Dataset entries
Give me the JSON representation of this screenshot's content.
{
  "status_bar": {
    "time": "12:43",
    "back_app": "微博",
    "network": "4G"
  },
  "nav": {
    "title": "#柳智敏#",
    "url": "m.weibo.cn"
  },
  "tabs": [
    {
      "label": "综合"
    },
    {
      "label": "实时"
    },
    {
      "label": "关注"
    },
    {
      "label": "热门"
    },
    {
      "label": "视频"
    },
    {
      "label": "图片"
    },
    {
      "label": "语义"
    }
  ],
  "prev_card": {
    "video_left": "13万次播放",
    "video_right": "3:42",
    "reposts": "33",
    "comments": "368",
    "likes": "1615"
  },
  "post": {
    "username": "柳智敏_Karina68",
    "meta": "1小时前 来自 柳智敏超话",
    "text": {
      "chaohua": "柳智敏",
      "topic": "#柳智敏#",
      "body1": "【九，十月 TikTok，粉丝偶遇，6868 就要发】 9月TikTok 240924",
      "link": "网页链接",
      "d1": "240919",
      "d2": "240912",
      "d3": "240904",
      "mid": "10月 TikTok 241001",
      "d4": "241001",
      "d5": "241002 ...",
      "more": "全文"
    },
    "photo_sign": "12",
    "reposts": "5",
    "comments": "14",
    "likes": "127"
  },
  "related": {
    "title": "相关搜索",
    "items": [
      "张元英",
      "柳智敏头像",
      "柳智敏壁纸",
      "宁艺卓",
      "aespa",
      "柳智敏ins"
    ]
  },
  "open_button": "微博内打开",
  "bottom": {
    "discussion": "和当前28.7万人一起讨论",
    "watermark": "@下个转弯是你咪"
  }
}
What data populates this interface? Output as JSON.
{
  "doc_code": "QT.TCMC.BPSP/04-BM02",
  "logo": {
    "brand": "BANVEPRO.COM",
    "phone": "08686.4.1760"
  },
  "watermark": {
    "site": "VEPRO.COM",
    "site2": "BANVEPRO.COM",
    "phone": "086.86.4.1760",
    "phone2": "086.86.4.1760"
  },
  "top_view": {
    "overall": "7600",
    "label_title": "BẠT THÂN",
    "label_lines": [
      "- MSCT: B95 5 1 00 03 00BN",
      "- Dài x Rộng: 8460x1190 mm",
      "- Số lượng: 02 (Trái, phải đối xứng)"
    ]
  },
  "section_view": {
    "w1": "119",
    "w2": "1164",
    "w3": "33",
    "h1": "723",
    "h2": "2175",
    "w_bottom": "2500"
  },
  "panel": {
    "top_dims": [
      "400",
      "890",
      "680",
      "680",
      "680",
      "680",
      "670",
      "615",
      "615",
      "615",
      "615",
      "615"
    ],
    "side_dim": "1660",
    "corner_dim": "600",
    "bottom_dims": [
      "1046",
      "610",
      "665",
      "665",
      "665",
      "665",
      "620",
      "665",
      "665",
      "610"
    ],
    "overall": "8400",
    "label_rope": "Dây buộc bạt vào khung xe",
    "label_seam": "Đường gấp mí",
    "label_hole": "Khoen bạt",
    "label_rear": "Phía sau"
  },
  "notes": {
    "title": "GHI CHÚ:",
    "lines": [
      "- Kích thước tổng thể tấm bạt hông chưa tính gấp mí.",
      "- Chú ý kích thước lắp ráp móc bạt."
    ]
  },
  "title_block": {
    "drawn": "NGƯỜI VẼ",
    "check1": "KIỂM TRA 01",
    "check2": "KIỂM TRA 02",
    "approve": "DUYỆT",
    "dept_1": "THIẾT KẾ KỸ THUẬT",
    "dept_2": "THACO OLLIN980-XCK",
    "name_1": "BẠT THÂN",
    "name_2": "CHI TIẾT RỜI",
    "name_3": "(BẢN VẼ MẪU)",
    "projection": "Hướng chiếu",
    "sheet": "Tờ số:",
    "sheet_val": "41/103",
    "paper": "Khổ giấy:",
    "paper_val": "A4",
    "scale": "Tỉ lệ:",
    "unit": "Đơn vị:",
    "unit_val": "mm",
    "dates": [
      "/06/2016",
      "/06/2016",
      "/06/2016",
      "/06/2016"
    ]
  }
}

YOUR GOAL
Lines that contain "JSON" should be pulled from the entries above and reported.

REPLY
Give me the JSON representation of this screenshot's content.
What data populates this interface? Output as JSON.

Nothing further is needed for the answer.